*PROBLEM TO WORK ON*
How many of the lines below have "JSON" in them? Say the number and nothing more.

Data records for software interfaces:
==========

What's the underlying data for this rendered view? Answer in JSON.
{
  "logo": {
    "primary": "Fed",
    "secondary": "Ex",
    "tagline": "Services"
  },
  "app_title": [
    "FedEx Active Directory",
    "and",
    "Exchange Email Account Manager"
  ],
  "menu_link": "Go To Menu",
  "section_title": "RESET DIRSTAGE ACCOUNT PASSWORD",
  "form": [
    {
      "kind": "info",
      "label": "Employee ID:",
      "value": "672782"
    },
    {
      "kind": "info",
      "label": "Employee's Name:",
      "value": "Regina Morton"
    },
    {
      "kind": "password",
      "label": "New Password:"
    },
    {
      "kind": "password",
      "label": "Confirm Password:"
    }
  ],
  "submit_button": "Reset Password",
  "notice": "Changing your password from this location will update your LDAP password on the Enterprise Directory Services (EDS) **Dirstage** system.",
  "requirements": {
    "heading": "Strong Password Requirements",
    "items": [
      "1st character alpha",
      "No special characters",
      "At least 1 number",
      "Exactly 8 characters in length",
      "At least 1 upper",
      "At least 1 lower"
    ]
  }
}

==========

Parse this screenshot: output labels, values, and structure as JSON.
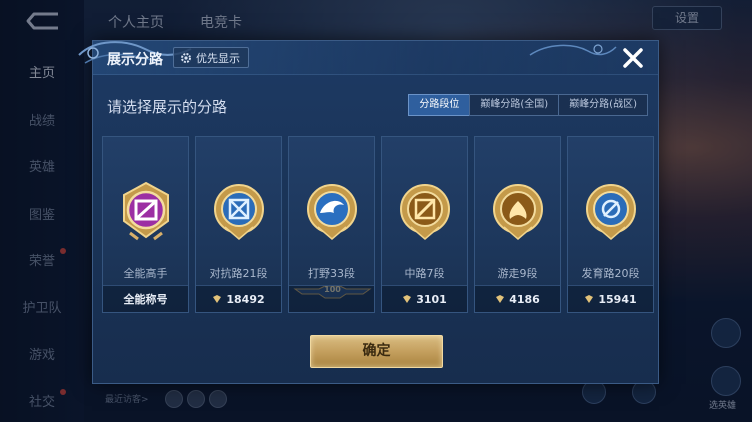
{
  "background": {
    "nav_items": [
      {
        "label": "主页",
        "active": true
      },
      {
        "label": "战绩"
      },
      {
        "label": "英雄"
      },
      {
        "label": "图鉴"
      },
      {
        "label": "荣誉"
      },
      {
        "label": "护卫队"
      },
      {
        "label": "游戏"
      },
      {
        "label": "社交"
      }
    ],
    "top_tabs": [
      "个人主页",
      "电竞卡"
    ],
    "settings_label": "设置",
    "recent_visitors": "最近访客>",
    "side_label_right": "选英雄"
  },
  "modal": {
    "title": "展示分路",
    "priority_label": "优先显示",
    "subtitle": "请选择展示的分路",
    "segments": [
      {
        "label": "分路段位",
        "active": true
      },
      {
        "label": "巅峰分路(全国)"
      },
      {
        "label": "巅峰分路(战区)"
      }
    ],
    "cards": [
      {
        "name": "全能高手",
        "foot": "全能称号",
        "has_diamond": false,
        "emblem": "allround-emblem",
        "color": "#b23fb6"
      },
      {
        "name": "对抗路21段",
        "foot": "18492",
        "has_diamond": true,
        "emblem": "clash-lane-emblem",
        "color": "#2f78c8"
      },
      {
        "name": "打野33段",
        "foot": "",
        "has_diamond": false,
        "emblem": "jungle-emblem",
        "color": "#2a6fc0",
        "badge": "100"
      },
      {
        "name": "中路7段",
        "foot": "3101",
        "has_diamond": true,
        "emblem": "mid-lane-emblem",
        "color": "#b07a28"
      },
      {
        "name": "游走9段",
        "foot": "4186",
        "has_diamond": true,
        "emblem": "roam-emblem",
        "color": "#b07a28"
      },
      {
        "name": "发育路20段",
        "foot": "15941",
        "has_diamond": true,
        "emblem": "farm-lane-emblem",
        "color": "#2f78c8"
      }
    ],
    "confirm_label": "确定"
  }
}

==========

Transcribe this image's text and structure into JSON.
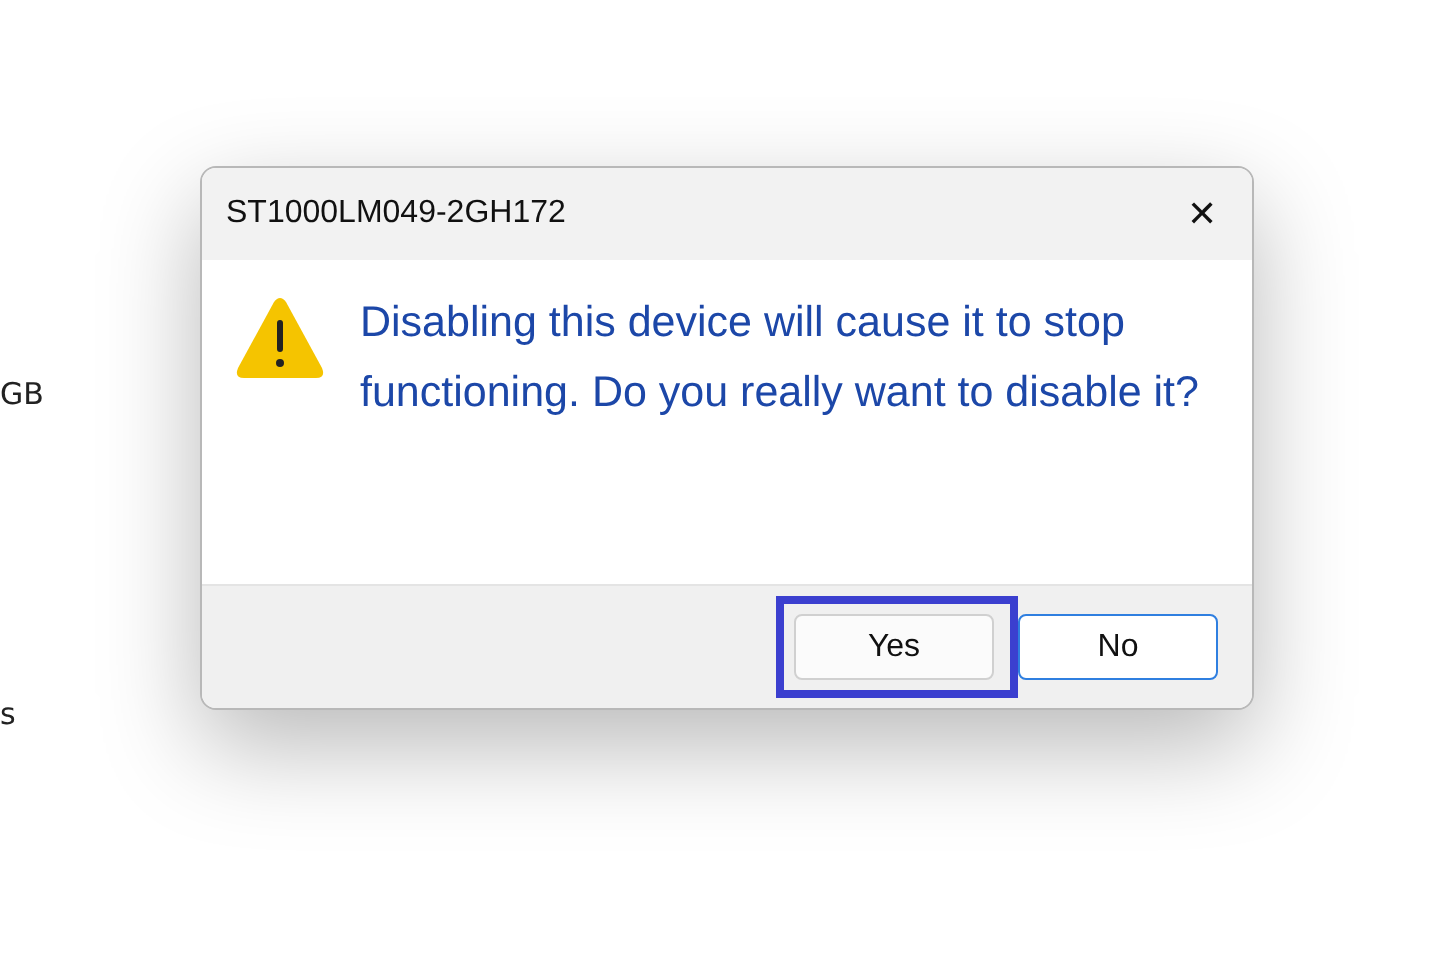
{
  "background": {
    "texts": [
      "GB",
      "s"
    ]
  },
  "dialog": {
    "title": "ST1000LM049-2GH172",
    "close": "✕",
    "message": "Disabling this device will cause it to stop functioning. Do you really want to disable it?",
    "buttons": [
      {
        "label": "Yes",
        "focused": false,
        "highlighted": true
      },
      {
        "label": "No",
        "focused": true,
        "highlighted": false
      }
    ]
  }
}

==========

*TASK ANSWER*
3